[Page and application data records]

==============================

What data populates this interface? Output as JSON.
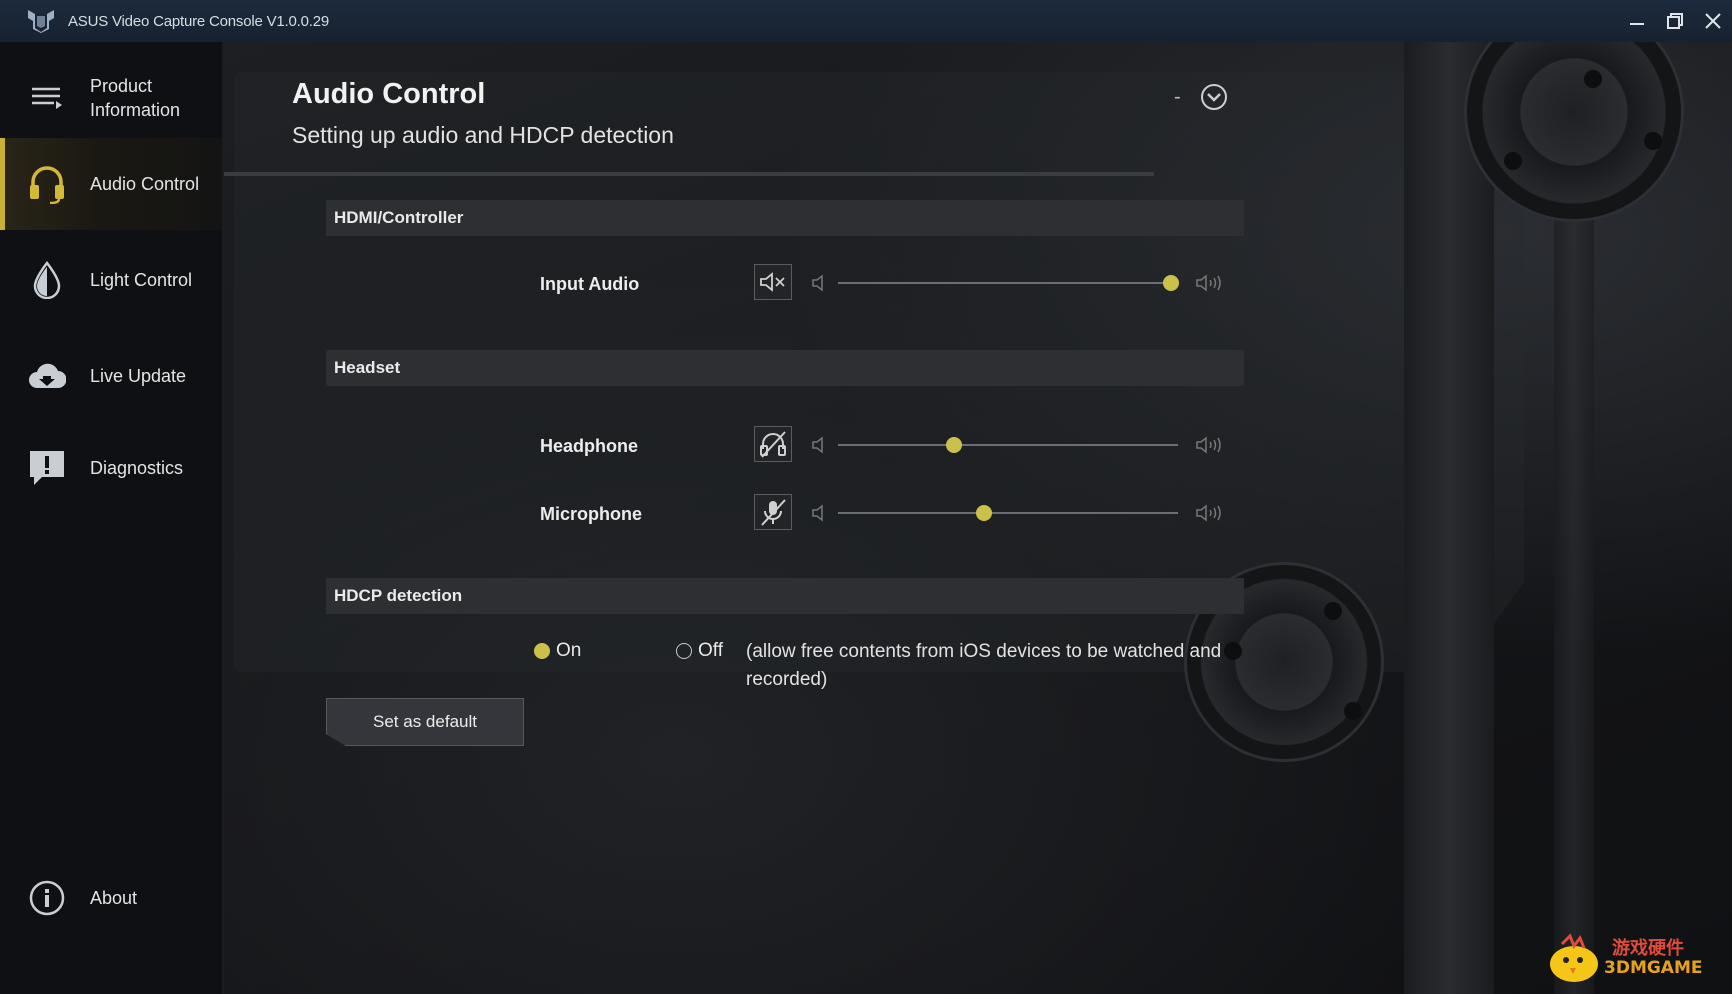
{
  "window": {
    "title": "ASUS Video Capture Console V1.0.0.29",
    "controls": [
      "minimize-icon",
      "maximize-icon",
      "close-icon"
    ]
  },
  "sidebar": {
    "items": [
      {
        "label_line1": "Product",
        "label_line2": "Information",
        "icon": "menu-list-icon"
      },
      {
        "label": "Audio Control",
        "icon": "headset-icon",
        "active": true
      },
      {
        "label": "Light Control",
        "icon": "light-drop-icon"
      },
      {
        "label": "Live Update",
        "icon": "cloud-download-icon"
      },
      {
        "label": "Diagnostics",
        "icon": "alert-chat-icon"
      }
    ],
    "about": {
      "label": "About",
      "icon": "info-circle-icon"
    }
  },
  "main": {
    "title": "Audio Control",
    "subtitle": "Setting up audio and HDCP detection",
    "collapse_dash": "-",
    "sections": {
      "hdmi": {
        "header": "HDMI/Controller",
        "rows": [
          {
            "label": "Input Audio",
            "icon": "speaker-mute-icon",
            "volume_fraction": 0.98
          }
        ]
      },
      "headset": {
        "header": "Headset",
        "rows": [
          {
            "label": "Headphone",
            "icon": "headphone-muted-icon",
            "volume_fraction": 0.34
          },
          {
            "label": "Microphone",
            "icon": "microphone-muted-icon",
            "volume_fraction": 0.43
          }
        ]
      },
      "hdcp": {
        "header": "HDCP detection",
        "option_on": "On",
        "option_off": "Off",
        "selected": "On",
        "note": "(allow free contents from iOS devices to be watched and recorded)"
      }
    },
    "default_button": "Set as default"
  },
  "watermark": {
    "cn": "游戏硬件",
    "en": "3DMGAME"
  },
  "colors": {
    "accent": "#cbc14a",
    "sidebar_active_bar": "#c9b035",
    "titlebar": "#1c2a3d"
  }
}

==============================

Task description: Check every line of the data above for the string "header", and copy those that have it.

Exercise result:
        "header": "HDMI/Controller",
        "header": "Headset",
        "header": "HDCP detection",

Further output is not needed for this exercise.